In the largest tumor group in our material, prostate cancer, the blood TL ≥9 years before diagnosis seemed to indicate a poor prognosis. All prostate cancer cases with long blood telomeres (>median) were alive five years after diagnosis compared to <60% in the group with short telomeres. However, in the sample taken 0–11 years before prostate cancer diagnosis, TL did not give prognostic information. Thus, since the same prostate cancer patients were studied at different time points ahead of the cancer diagnosis, a shift had occurred indicating differences in the rate of telomere loss. This shift is interesting, since for breast cancer, blood TL at diagnosis seems to be a strong prognostic biomarker, with longer telomeres associated with a worse prognosis 

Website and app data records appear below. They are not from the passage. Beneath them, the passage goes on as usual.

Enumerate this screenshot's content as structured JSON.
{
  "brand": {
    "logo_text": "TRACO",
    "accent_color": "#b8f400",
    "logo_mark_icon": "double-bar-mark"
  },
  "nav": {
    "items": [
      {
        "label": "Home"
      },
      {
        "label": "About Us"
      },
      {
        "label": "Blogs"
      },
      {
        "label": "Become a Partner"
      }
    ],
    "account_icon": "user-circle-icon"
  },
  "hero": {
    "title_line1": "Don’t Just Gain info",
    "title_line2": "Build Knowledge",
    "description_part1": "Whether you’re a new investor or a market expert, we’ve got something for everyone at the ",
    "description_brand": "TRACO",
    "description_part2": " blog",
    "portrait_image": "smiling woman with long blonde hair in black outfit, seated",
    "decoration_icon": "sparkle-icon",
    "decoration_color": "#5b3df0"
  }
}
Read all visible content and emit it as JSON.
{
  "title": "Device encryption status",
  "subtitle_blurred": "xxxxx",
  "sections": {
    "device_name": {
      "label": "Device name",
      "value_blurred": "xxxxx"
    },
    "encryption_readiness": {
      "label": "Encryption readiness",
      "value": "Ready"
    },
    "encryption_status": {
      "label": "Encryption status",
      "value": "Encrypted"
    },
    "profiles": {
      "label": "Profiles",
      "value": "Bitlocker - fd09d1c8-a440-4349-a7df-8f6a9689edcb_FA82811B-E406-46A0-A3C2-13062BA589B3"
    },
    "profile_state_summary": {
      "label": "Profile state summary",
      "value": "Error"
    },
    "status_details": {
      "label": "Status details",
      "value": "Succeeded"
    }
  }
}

. We have obtained similar data for renal cell carcinoma [Svenson et al., unpublished data] indicating that this feature is not unique for breast cancer. Unfortunately, in the present material the other cancer groups were too small to allow this type of statistical calculations. The biological background for these findings is unclear but it is tempting to speculate that factors responding to the presence of a tumor also have an impact on telomere maintenance, especially in immune reactive cells and their precursors. Due to few events in the cancer group a more definitive analysis of prediagnostic TL in relation to prognosis must await longer follow up times.
In conclusion, and similar to what have been observed in cultured cells in vitro,
human blood cells in vivo
seem to have a telomere maintenance system that gives priority to short telomeres. Based on human cross-sectional studies of age-associated telomere attrition, it has been speculated that TL at a certain age can predict a theoretical future life span. Our findings indicate that TL regulation through life might be more complex than previously known, complicating such life span predictions. We suggest that, at least in blood cells, the main TL regulator is a general mechanism that senses the telomere length similar to the counting mechanism demonstrated in cells from different species 
. However, it might well be possible to avoid excessive telomere loss by living a healthy life as recently indicated 
. Our data has important implications for our understanding of human telomere biology and for future analyses of telomere maintenance mechanisms in vivo.